This may not be of much use to leisure boat owners but it does mean the engine has been fitted with extra-durable injectors and a beefed up fuel pump that can run without the inherent lubrication of conventional diesel fuel.

You can also thank the US Military for insisting that the engine has a dry-run capability that enables it to idle for 30 minutes out of the water without damage.

It does this by circulating the water that it holds in the raw water system. When an engine is run at idle it produces very little engine heat anyway, and as soon as the boat is launched it then draws in external sea water.

For easy servicing in the confines of an engineroom the oil filters are front-mounted. Oil changes can be extended to 500 hours if ultra low sulphur diesel is used.

Through the use of composite components the bare engine (bobtail) weight has been kept down to 634kg, just 22kg more than the QSB5.9 and a modest 50kg heavier than the 5.5-litre Volvo D6.

Cummins QSB6.7 engine

Matching such a powerful engine to the Konrad 600 sterndrive is a bold move.

Sceptics may shake their heads at any sterndrive’s ability to cope with all that torque being transmitted through two right-angle bevel gears and a compact gearbox set in a slender sterndrive leg, but Cummins assures us that the package has been submitted to 500 hours of sea trials.

Thick skin

The twin prop Konrad 680 sterndrive is the toughest of the 600 series.
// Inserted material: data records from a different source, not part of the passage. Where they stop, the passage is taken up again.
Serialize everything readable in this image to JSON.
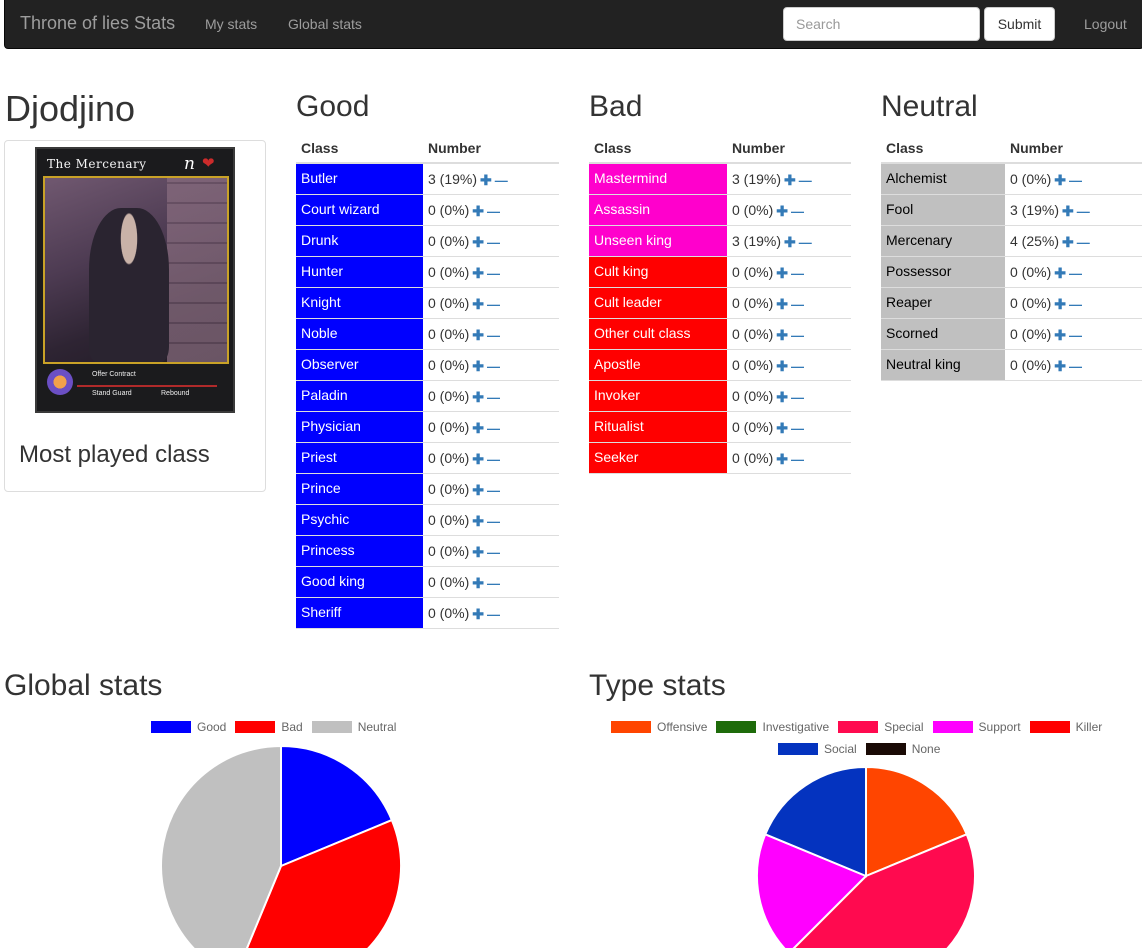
{
  "navbar": {
    "brand": "Throne of lies Stats",
    "links": [
      "My stats",
      "Global stats"
    ],
    "search_placeholder": "Search",
    "submit_label": "Submit",
    "logout_label": "Logout"
  },
  "player": {
    "name": "Djodjino",
    "card": {
      "title": "The Mercenary",
      "badge": "n",
      "abilities": [
        "Offer Contract",
        "Stand Guard",
        "Rebound"
      ]
    },
    "most_played_label": "Most played class"
  },
  "columns": {
    "class": "Class",
    "number": "Number"
  },
  "groups": [
    {
      "title": "Good",
      "color": "#0000ff",
      "text_color": "#ffffff",
      "rows": [
        {
          "cls": "Butler",
          "num": "3 (19%)"
        },
        {
          "cls": "Court wizard",
          "num": "0 (0%)"
        },
        {
          "cls": "Drunk",
          "num": "0 (0%)"
        },
        {
          "cls": "Hunter",
          "num": "0 (0%)"
        },
        {
          "cls": "Knight",
          "num": "0 (0%)"
        },
        {
          "cls": "Noble",
          "num": "0 (0%)"
        },
        {
          "cls": "Observer",
          "num": "0 (0%)"
        },
        {
          "cls": "Paladin",
          "num": "0 (0%)"
        },
        {
          "cls": "Physician",
          "num": "0 (0%)"
        },
        {
          "cls": "Priest",
          "num": "0 (0%)"
        },
        {
          "cls": "Prince",
          "num": "0 (0%)"
        },
        {
          "cls": "Psychic",
          "num": "0 (0%)"
        },
        {
          "cls": "Princess",
          "num": "0 (0%)"
        },
        {
          "cls": "Good king",
          "num": "0 (0%)"
        },
        {
          "cls": "Sheriff",
          "num": "0 (0%)"
        }
      ]
    },
    {
      "title": "Bad",
      "color": "#ff0000",
      "text_color": "#ffffff",
      "rows": [
        {
          "cls": "Mastermind",
          "num": "3 (19%)",
          "color": "#ff00cc"
        },
        {
          "cls": "Assassin",
          "num": "0 (0%)",
          "color": "#ff00cc"
        },
        {
          "cls": "Unseen king",
          "num": "3 (19%)",
          "color": "#ff00cc"
        },
        {
          "cls": "Cult king",
          "num": "0 (0%)"
        },
        {
          "cls": "Cult leader",
          "num": "0 (0%)"
        },
        {
          "cls": "Other cult class",
          "num": "0 (0%)"
        },
        {
          "cls": "Apostle",
          "num": "0 (0%)"
        },
        {
          "cls": "Invoker",
          "num": "0 (0%)"
        },
        {
          "cls": "Ritualist",
          "num": "0 (0%)"
        },
        {
          "cls": "Seeker",
          "num": "0 (0%)"
        }
      ]
    },
    {
      "title": "Neutral",
      "color": "#c0c0c0",
      "text_color": "#000000",
      "rows": [
        {
          "cls": "Alchemist",
          "num": "0 (0%)"
        },
        {
          "cls": "Fool",
          "num": "3 (19%)"
        },
        {
          "cls": "Mercenary",
          "num": "4 (25%)"
        },
        {
          "cls": "Possessor",
          "num": "0 (0%)"
        },
        {
          "cls": "Reaper",
          "num": "0 (0%)"
        },
        {
          "cls": "Scorned",
          "num": "0 (0%)"
        },
        {
          "cls": "Neutral king",
          "num": "0 (0%)"
        }
      ]
    }
  ],
  "chart_data": [
    {
      "type": "pie",
      "title": "Global stats",
      "labels": [
        "Good",
        "Bad",
        "Neutral"
      ],
      "values": [
        3,
        6,
        7
      ],
      "colors": [
        "#0000ff",
        "#ff0000",
        "#c0c0c0"
      ],
      "legend": "top"
    },
    {
      "type": "pie",
      "title": "Type stats",
      "labels": [
        "Offensive",
        "Investigative",
        "Special",
        "Support",
        "Killer",
        "Social",
        "None"
      ],
      "values": [
        3,
        0,
        7,
        3,
        0,
        3,
        0
      ],
      "colors": [
        "#ff4500",
        "#1e6b0a",
        "#ff0a4f",
        "#ff00ff",
        "#ff0000",
        "#0433bf",
        "#1a0a05"
      ],
      "legend": "top"
    }
  ]
}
Its external casings are claimed to be twice as thick as its closest competitor’s (preusmably the Volvo DPH drive) and its precision-cut 6in bevel gears are significantly bigger than the industry norm of 4in.

As well as a size advantage, the gears themselves are precision cut and ‘harmonically tuned’ to be perfectly balanced, resulting in reduced stress and vibrations.
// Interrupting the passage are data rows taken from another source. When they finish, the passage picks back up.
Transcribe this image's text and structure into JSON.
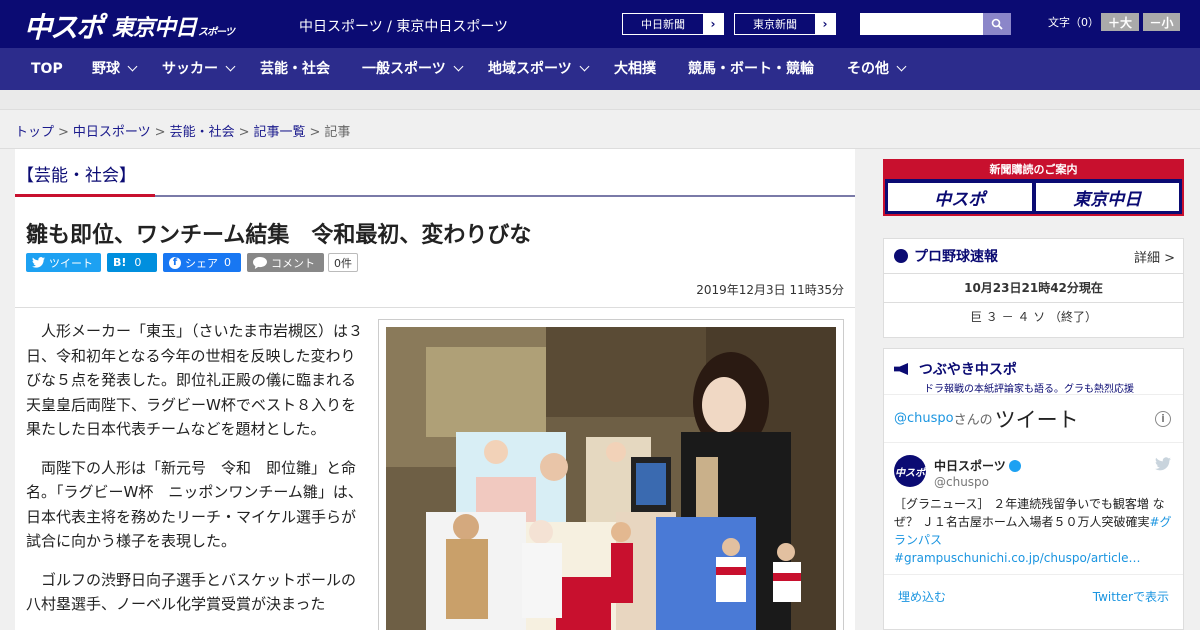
{
  "header": {
    "logo_chuspo": "中スポ",
    "logo_tokyo": "東京中日",
    "logo_tokyo_sub": "スポーツ",
    "site_names": "中日スポーツ / 東京中日スポーツ",
    "ext_buttons": [
      "中日新聞",
      "東京新聞"
    ],
    "ext_arrow": "›",
    "search_placeholder": "",
    "font_size_label": "文字（0）",
    "font_bigger": "＋大",
    "font_smaller": "－小"
  },
  "nav": {
    "items": [
      {
        "label": "TOP",
        "has_menu": false
      },
      {
        "label": "野球",
        "has_menu": true
      },
      {
        "label": "サッカー",
        "has_menu": true
      },
      {
        "label": "芸能・社会",
        "has_menu": false
      },
      {
        "label": "一般スポーツ",
        "has_menu": true
      },
      {
        "label": "地域スポーツ",
        "has_menu": true
      },
      {
        "label": "大相撲",
        "has_menu": false
      },
      {
        "label": "競馬・ボート・競輪",
        "has_menu": false
      },
      {
        "label": "その他",
        "has_menu": true
      }
    ]
  },
  "breadcrumb": {
    "items": [
      "トップ",
      "中日スポーツ",
      "芸能・社会",
      "記事一覧"
    ],
    "current": "記事",
    "separator": ">"
  },
  "article": {
    "section": "【芸能・社会】",
    "title": "雛も即位、ワンチーム結集　令和最初、変わりびな",
    "share": {
      "tweet": "ツイート",
      "hatena": "B!",
      "hatena_count": "0",
      "facebook": "シェア",
      "facebook_count": "0",
      "comment": "コメント",
      "comment_count": "0件"
    },
    "date": "2019年12月3日 11時35分",
    "paragraphs": [
      "人形メーカー「東玉」（さいたま市岩槻区）は３日、令和初年となる今年の世相を反映した変わりびな５点を発表した。即位礼正殿の儀に臨まれる天皇皇后両陛下、ラグビーW杯でベスト８入りを果たした日本代表チームなどを題材とした。",
      "両陛下の人形は「新元号　令和　即位雛」と命名。「ラグビーW杯　ニッポンワンチーム雛」は、日本代表主将を務めたリーチ・マイケル選手らが試合に向かう様子を表現した。",
      "ゴルフの渋野日向子選手とバスケットボールの八村塁選手、ノーベル化学賞受賞が決まった"
    ]
  },
  "sidebar": {
    "ad": {
      "top": "新聞購読のご案内",
      "logo1": "中スポ",
      "logo2": "東京中日"
    },
    "baseball": {
      "title": "プロ野球速報",
      "more": "詳細 >",
      "time": "10月23日21時42分現在",
      "score": "巨 ３ － ４ ソ （終了）"
    },
    "tweets": {
      "title": "つぶやき中スポ",
      "subtitle": "ドラ報戦の本紙評論家も語る。グラも熱烈応援",
      "handle": "@chuspo",
      "handle_suffix": "さんの",
      "header_big": "ツイート",
      "author": "中日スポーツ",
      "author_sn": "@chuspo",
      "avatar_text": "中スポ",
      "text": "［グラニュース］ ２年連続残留争いでも観客増 なぜ？ Ｊ１名古屋ホーム入場者５０万人突破確実",
      "text_link": "#グランパス #grampuschunichi.co.jp/chuspo/article…",
      "embed": "埋め込む",
      "view_on": "Twitterで表示"
    }
  },
  "colors": {
    "header_bg": "#0b0b73",
    "nav_bg": "#2c2c8c",
    "accent_red": "#c8102e",
    "link_blue": "#1b95e0"
  }
}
Sensibly, it has opted for an inline inboard gearbox behind the engine block, rather than squeezing one into the sterndrive leg.

Engineering logic aside, not having a gearbox in the sterndrive makes for a stronger sterndrive transmission. To help keep all this torque transfer in check an oil-cooling system circulates around the sterndrive leg.
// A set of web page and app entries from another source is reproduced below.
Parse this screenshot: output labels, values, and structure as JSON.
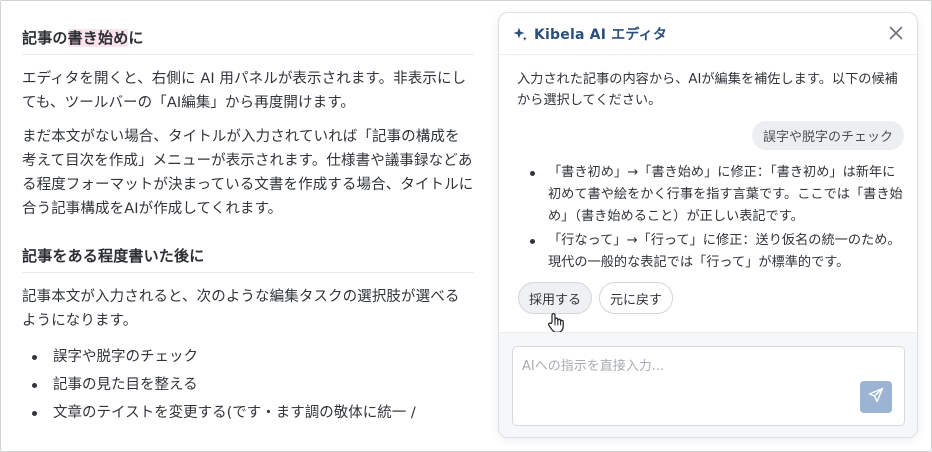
{
  "article": {
    "heading1": {
      "prefix": "記事の",
      "highlight": "書き始め",
      "suffix": "に"
    },
    "para1": "エディタを開くと、右側に AI 用パネルが表示されます。非表示にしても、ツールバーの「AI編集」から再度開けます。",
    "para2": "まだ本文がない場合、タイトルが入力されていれば「記事の構成を考えて目次を作成」メニューが表示されます。仕様書や議事録などある程度フォーマットが決まっている文書を作成する場合、タイトルに合う記事構成をAIが作成してくれます。",
    "heading2": "記事をある程度書いた後に",
    "para3": "記事本文が入力されると、次のような編集タスクの選択肢が選べるようになります。",
    "list": [
      "誤字や脱字のチェック",
      "記事の見た目を整える",
      "文章のテイストを変更する(です・ます調の敬体に統一 /"
    ]
  },
  "panel": {
    "title": "Kibela AI エディタ",
    "intro": "入力された記事の内容から、AIが編集を補佐します。以下の候補から選択してください。",
    "user_choice": "誤字や脱字のチェック",
    "suggestions": [
      "「書き初め」→「書き始め」に修正：「書き初め」は新年に初めて書や絵をかく行事を指す言葉です。ここでは「書き始め」（書き始めること）が正しい表記です。",
      "「行なって」→「行って」に修正：送り仮名の統一のため。現代の一般的な表記では「行って」が標準的です。"
    ],
    "adopt_label": "採用する",
    "revert_label": "元に戻す",
    "input_placeholder": "AIへの指示を直接入力...",
    "icons": {
      "title": "sparkle-icon",
      "close": "close-icon",
      "send": "send-icon",
      "cursor": "hand-pointer-icon"
    },
    "colors": {
      "title": "#2b4f7a",
      "send_button": "#9bb4d3",
      "highlight": "#fbe3ec"
    }
  }
}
This enables the upper section of the sterndrive leg to benefit from the cooler submerged section. However, as there is no facility for the exhaust to exit through the sterndrive leg this helps toughen the construction.

Cummins applications

The QSB6.7 is not just aimed at sterndrives as all variations can be supplied with conventional shaftdrive gearboxes.

The most powerful version, the 550hp QSB6.7 producing 1,250ft/lb of torque was initially built purely for shaftdrive installations.

Princess Yachts now offers this engine as an upgrade over the 435hp Volvo D6 on the Princess 43. However, it seems that Cummins is going to push the sterndrive boundary higher.

Once Konrad Marine has approved, it appears the 550hp QSB6.7 will be offered with the Konrad 680.